* Exercise inputs:
■ ■ ■ ■ ■
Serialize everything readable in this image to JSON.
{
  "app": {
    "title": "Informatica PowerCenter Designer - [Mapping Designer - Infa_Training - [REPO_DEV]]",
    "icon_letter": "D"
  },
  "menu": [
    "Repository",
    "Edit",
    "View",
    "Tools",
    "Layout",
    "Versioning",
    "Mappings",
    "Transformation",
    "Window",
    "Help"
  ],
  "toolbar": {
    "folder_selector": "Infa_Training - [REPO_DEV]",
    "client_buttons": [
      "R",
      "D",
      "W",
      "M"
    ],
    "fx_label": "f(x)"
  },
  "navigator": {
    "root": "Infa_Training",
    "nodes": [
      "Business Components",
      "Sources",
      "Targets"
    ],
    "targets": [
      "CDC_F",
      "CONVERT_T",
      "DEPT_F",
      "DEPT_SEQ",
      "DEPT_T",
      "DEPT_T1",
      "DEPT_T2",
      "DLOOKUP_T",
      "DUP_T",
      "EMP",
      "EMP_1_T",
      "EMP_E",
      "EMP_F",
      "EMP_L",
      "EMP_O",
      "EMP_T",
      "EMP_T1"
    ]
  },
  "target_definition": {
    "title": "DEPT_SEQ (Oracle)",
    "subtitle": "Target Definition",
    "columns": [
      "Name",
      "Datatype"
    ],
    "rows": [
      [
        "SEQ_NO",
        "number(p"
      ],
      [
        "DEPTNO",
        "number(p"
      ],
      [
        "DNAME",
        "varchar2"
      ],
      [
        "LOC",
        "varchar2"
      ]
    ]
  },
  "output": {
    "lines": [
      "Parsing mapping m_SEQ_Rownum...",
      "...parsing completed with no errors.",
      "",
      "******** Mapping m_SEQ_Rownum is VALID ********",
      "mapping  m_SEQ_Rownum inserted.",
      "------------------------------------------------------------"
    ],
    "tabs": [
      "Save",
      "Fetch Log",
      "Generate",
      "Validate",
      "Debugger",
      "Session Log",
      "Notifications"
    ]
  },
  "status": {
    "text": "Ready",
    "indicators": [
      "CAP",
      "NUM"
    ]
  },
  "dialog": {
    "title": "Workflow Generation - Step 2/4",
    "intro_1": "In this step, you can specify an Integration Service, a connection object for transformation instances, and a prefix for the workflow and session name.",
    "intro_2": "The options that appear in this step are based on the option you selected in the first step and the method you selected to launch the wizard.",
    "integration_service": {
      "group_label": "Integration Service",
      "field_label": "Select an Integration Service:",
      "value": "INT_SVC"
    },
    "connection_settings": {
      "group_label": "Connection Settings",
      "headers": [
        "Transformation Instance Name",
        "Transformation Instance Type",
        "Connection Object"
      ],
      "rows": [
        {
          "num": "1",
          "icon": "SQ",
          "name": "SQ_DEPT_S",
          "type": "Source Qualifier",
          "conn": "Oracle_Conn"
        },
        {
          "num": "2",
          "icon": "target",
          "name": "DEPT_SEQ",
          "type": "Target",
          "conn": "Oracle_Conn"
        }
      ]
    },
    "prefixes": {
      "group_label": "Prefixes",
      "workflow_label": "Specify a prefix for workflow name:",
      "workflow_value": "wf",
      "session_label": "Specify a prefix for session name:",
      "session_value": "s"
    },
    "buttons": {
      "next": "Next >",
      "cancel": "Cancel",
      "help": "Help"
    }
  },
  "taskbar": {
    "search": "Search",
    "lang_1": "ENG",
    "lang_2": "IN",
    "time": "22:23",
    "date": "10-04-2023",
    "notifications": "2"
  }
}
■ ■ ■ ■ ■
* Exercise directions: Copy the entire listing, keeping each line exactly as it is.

* Output of the exercise:
Serialize everything readable in this image to JSON.
{
  "app": {
    "title": "Informatica PowerCenter Designer - [Mapping Designer - Infa_Training - [REPO_DEV]]",
    "icon_letter": "D"
  },
  "menu": [
    "Repository",
    "Edit",
    "View",
    "Tools",
    "Layout",
    "Versioning",
    "Mappings",
    "Transformation",
    "Window",
    "Help"
  ],
  "toolbar": {
    "folder_selector": "Infa_Training - [REPO_DEV]",
    "client_buttons": [
      "R",
      "D",
      "W",
      "M"
    ],
    "fx_label": "f(x)"
  },
  "navigator": {
    "root": "Infa_Training",
    "nodes": [
      "Business Components",
      "Sources",
      "Targets"
    ],
    "targets": [
      "CDC_F",
      "CONVERT_T",
      "DEPT_F",
      "DEPT_SEQ",
      "DEPT_T",
      "DEPT_T1",
      "DEPT_T2",
      "DLOOKUP_T",
      "DUP_T",
      "EMP",
      "EMP_1_T",
      "EMP_E",
      "EMP_F",
      "EMP_L",
      "EMP_O",
      "EMP_T",
      "EMP_T1"
    ]
  },
  "target_definition": {
    "title": "DEPT_SEQ (Oracle)",
    "subtitle": "Target Definition",
    "columns": [
      "Name",
      "Datatype"
    ],
    "rows": [
      [
        "SEQ_NO",
        "number(p"
      ],
      [
        "DEPTNO",
        "number(p"
      ],
      [
        "DNAME",
        "varchar2"
      ],
      [
        "LOC",
        "varchar2"
      ]
    ]
  },
  "output": {
    "lines": [
      "Parsing mapping m_SEQ_Rownum...",
      "...parsing completed with no errors.",
      "",
      "******** Mapping m_SEQ_Rownum is VALID ********",
      "mapping  m_SEQ_Rownum inserted.",
      "------------------------------------------------------------"
    ],
    "tabs": [
      "Save",
      "Fetch Log",
      "Generate",
      "Validate",
      "Debugger",
      "Session Log",
      "Notifications"
    ]
  },
  "status": {
    "text": "Ready",
    "indicators": [
      "CAP",
      "NUM"
    ]
  },
  "dialog": {
    "title": "Workflow Generation - Step 2/4",
    "intro_1": "In this step, you can specify an Integration Service, a connection object for transformation instances, and a prefix for the workflow and session name.",
    "intro_2": "The options that appear in this step are based on the option you selected in the first step and the method you selected to launch the wizard.",
    "integration_service": {
      "group_label": "Integration Service",
      "field_label": "Select an Integration Service:",
      "value": "INT_SVC"
    },
    "connection_settings": {
      "group_label": "Connection Settings",
      "headers": [
        "Transformation Instance Name",
        "Transformation Instance Type",
        "Connection Object"
      ],
      "rows": [
        {
          "num": "1",
          "icon": "SQ",
          "name": "SQ_DEPT_S",
          "type": "Source Qualifier",
          "conn": "Oracle_Conn"
        },
        {
          "num": "2",
          "icon": "target",
          "name": "DEPT_SEQ",
          "type": "Target",
          "conn": "Oracle_Conn"
        }
      ]
    },
    "prefixes": {
      "group_label": "Prefixes",
      "workflow_label": "Specify a prefix for workflow name:",
      "workflow_value": "wf",
      "session_label": "Specify a prefix for session name:",
      "session_value": "s"
    },
    "buttons": {
      "next": "Next >",
      "cancel": "Cancel",
      "help": "Help"
    }
  },
  "taskbar": {
    "search": "Search",
    "lang_1": "ENG",
    "lang_2": "IN",
    "time": "22:23",
    "date": "10-04-2023",
    "notifications": "2"
  }
}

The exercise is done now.